Exercise goal: Everything in the listing must be repeated word for word.

Exercise data:
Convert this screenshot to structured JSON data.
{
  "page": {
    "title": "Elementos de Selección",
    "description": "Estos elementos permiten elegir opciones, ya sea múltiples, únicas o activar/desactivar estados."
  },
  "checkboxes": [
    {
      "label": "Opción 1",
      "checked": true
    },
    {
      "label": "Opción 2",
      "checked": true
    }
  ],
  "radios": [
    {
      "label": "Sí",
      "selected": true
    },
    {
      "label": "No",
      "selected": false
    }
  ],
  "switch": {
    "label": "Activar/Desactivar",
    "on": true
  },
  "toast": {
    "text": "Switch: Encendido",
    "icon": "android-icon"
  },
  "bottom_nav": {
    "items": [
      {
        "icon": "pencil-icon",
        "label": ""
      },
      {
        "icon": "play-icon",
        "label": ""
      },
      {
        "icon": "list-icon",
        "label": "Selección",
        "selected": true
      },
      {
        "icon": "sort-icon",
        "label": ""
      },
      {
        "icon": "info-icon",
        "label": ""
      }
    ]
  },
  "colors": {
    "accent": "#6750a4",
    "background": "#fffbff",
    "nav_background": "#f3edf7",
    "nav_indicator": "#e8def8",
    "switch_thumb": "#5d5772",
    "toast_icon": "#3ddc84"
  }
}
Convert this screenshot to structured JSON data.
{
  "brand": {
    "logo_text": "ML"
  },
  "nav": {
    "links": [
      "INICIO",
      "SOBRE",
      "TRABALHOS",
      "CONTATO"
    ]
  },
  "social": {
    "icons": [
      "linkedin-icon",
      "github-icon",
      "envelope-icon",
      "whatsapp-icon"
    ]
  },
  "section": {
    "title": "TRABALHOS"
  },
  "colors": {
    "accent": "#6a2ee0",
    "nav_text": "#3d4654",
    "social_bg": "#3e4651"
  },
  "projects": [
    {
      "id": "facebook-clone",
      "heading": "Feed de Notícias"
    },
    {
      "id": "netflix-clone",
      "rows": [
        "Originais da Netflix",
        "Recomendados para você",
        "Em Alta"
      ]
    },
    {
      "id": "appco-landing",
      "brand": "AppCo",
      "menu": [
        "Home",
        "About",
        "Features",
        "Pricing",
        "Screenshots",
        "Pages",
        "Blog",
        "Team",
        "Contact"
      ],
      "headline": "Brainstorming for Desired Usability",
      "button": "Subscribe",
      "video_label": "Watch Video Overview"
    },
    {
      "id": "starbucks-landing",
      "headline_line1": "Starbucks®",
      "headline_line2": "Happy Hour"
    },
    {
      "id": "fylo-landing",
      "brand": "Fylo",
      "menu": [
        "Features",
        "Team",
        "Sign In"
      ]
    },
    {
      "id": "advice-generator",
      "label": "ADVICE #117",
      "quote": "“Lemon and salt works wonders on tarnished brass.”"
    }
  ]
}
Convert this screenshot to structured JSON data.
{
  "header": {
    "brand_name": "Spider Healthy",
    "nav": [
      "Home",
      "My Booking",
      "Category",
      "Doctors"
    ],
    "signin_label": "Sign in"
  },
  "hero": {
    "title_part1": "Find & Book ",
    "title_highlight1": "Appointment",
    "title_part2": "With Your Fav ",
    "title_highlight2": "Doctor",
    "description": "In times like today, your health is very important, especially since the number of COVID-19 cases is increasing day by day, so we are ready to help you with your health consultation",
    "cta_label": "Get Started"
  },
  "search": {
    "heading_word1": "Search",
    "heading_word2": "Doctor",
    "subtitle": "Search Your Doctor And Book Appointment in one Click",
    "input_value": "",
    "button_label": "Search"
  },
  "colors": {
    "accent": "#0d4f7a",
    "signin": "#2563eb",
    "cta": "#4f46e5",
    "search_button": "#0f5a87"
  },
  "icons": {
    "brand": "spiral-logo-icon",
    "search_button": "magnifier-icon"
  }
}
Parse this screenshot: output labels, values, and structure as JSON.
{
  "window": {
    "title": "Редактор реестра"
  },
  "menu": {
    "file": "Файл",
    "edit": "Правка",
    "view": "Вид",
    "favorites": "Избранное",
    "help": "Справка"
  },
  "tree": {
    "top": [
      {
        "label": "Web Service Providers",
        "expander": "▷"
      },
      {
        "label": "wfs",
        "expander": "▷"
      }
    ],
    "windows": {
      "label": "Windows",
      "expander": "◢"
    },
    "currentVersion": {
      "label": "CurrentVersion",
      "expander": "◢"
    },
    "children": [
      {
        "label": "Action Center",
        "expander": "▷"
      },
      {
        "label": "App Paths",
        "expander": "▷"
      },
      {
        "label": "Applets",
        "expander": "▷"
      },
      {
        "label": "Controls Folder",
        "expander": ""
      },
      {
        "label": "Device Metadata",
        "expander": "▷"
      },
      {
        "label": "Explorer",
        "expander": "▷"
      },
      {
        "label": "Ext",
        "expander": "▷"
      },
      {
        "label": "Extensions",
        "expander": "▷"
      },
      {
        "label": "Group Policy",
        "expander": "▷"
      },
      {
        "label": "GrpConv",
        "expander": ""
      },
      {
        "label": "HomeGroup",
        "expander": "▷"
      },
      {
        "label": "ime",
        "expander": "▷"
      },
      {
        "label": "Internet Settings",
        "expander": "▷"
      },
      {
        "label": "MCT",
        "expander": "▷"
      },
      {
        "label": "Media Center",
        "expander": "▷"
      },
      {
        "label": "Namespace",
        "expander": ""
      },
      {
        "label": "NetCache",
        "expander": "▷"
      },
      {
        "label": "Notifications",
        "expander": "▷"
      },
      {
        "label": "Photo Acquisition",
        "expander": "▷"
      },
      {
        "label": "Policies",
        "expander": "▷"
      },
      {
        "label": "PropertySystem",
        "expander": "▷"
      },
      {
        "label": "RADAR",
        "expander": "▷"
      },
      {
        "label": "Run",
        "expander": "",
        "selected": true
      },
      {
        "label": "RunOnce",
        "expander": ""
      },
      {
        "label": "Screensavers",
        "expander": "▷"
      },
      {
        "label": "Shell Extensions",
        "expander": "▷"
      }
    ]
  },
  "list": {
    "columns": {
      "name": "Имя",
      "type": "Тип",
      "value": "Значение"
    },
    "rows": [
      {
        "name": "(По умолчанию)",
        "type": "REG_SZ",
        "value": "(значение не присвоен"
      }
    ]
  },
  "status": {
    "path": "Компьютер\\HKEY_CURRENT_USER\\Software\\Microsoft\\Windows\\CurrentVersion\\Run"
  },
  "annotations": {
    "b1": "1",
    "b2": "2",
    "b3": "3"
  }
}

Result of the task:
Convert this screenshot to structured JSON data.
{
  "page": {
    "title": "Elementos de Selección",
    "description": "Estos elementos permiten elegir opciones, ya sea múltiples, únicas o activar/desactivar estados."
  },
  "checkboxes": [
    {
      "label": "Opción 1",
      "checked": true
    },
    {
      "label": "Opción 2",
      "checked": true
    }
  ],
  "radios": [
    {
      "label": "Sí",
      "selected": true
    },
    {
      "label": "No",
      "selected": false
    }
  ],
  "switch": {
    "label": "Activar/Desactivar",
    "on": true
  },
  "toast": {
    "text": "Switch: Encendido",
    "icon": "android-icon"
  },
  "bottom_nav": {
    "items": [
      {
        "icon": "pencil-icon",
        "label": ""
      },
      {
        "icon": "play-icon",
        "label": ""
      },
      {
        "icon": "list-icon",
        "label": "Selección",
        "selected": true
      },
      {
        "icon": "sort-icon",
        "label": ""
      },
      {
        "icon": "info-icon",
        "label": ""
      }
    ]
  },
  "colors": {
    "accent": "#6750a4",
    "background": "#fffbff",
    "nav_background": "#f3edf7",
    "nav_indicator": "#e8def8",
    "switch_thumb": "#5d5772",
    "toast_icon": "#3ddc84"
  }
}
Convert this screenshot to structured JSON data.
{
  "brand": {
    "logo_text": "ML"
  },
  "nav": {
    "links": [
      "INICIO",
      "SOBRE",
      "TRABALHOS",
      "CONTATO"
    ]
  },
  "social": {
    "icons": [
      "linkedin-icon",
      "github-icon",
      "envelope-icon",
      "whatsapp-icon"
    ]
  },
  "section": {
    "title": "TRABALHOS"
  },
  "colors": {
    "accent": "#6a2ee0",
    "nav_text": "#3d4654",
    "social_bg": "#3e4651"
  },
  "projects": [
    {
      "id": "facebook-clone",
      "heading": "Feed de Notícias"
    },
    {
      "id": "netflix-clone",
      "rows": [
        "Originais da Netflix",
        "Recomendados para você",
        "Em Alta"
      ]
    },
    {
      "id": "appco-landing",
      "brand": "AppCo",
      "menu": [
        "Home",
        "About",
        "Features",
        "Pricing",
        "Screenshots",
        "Pages",
        "Blog",
        "Team",
        "Contact"
      ],
      "headline": "Brainstorming for Desired Usability",
      "button": "Subscribe",
      "video_label": "Watch Video Overview"
    },
    {
      "id": "starbucks-landing",
      "headline_line1": "Starbucks®",
      "headline_line2": "Happy Hour"
    },
    {
      "id": "fylo-landing",
      "brand": "Fylo",
      "menu": [
        "Features",
        "Team",
        "Sign In"
      ]
    },
    {
      "id": "advice-generator",
      "label": "ADVICE #117",
      "quote": "“Lemon and salt works wonders on tarnished brass.”"
    }
  ]
}
Convert this screenshot to structured JSON data.
{
  "header": {
    "brand_name": "Spider Healthy",
    "nav": [
      "Home",
      "My Booking",
      "Category",
      "Doctors"
    ],
    "signin_label": "Sign in"
  },
  "hero": {
    "title_part1": "Find & Book ",
    "title_highlight1": "Appointment",
    "title_part2": "With Your Fav ",
    "title_highlight2": "Doctor",
    "description": "In times like today, your health is very important, especially since the number of COVID-19 cases is increasing day by day, so we are ready to help you with your health consultation",
    "cta_label": "Get Started"
  },
  "search": {
    "heading_word1": "Search",
    "heading_word2": "Doctor",
    "subtitle": "Search Your Doctor And Book Appointment in one Click",
    "input_value": "",
    "button_label": "Search"
  },
  "colors": {
    "accent": "#0d4f7a",
    "signin": "#2563eb",
    "cta": "#4f46e5",
    "search_button": "#0f5a87"
  },
  "icons": {
    "brand": "spiral-logo-icon",
    "search_button": "magnifier-icon"
  }
}
Parse this screenshot: output labels, values, and structure as JSON.
{
  "window": {
    "title": "Редактор реестра"
  },
  "menu": {
    "file": "Файл",
    "edit": "Правка",
    "view": "Вид",
    "favorites": "Избранное",
    "help": "Справка"
  },
  "tree": {
    "top": [
      {
        "label": "Web Service Providers",
        "expander": "▷"
      },
      {
        "label": "wfs",
        "expander": "▷"
      }
    ],
    "windows": {
      "label": "Windows",
      "expander": "◢"
    },
    "currentVersion": {
      "label": "CurrentVersion",
      "expander": "◢"
    },
    "children": [
      {
        "label": "Action Center",
        "expander": "▷"
      },
      {
        "label": "App Paths",
        "expander": "▷"
      },
      {
        "label": "Applets",
        "expander": "▷"
      },
      {
        "label": "Controls Folder",
        "expander": ""
      },
      {
        "label": "Device Metadata",
        "expander": "▷"
      },
      {
        "label": "Explorer",
        "expander": "▷"
      },
      {
        "label": "Ext",
        "expander": "▷"
      },
      {
        "label": "Extensions",
        "expander": "▷"
      },
      {
        "label": "Group Policy",
        "expander": "▷"
      },
      {
        "label": "GrpConv",
        "expander": ""
      },
      {
        "label": "HomeGroup",
        "expander": "▷"
      },
      {
        "label": "ime",
        "expander": "▷"
      },
      {
        "label": "Internet Settings",
        "expander": "▷"
      },
      {
        "label": "MCT",
        "expander": "▷"
      },
      {
        "label": "Media Center",
        "expander": "▷"
      },
      {
        "label": "Namespace",
        "expander": ""
      },
      {
        "label": "NetCache",
        "expander": "▷"
      },
      {
        "label": "Notifications",
        "expander": "▷"
      },
      {
        "label": "Photo Acquisition",
        "expander": "▷"
      },
      {
        "label": "Policies",
        "expander": "▷"
      },
      {
        "label": "PropertySystem",
        "expander": "▷"
      },
      {
        "label": "RADAR",
        "expander": "▷"
      },
      {
        "label": "Run",
        "expander": "",
        "selected": true
      },
      {
        "label": "RunOnce",
        "expander": ""
      },
      {
        "label": "Screensavers",
        "expander": "▷"
      },
      {
        "label": "Shell Extensions",
        "expander": "▷"
      }
    ]
  },
  "list": {
    "columns": {
      "name": "Имя",
      "type": "Тип",
      "value": "Значение"
    },
    "rows": [
      {
        "name": "(По умолчанию)",
        "type": "REG_SZ",
        "value": "(значение не присвоен"
      }
    ]
  },
  "status": {
    "path": "Компьютер\\HKEY_CURRENT_USER\\Software\\Microsoft\\Windows\\CurrentVersion\\Run"
  },
  "annotations": {
    "b1": "1",
    "b2": "2",
    "b3": "3"
  }
}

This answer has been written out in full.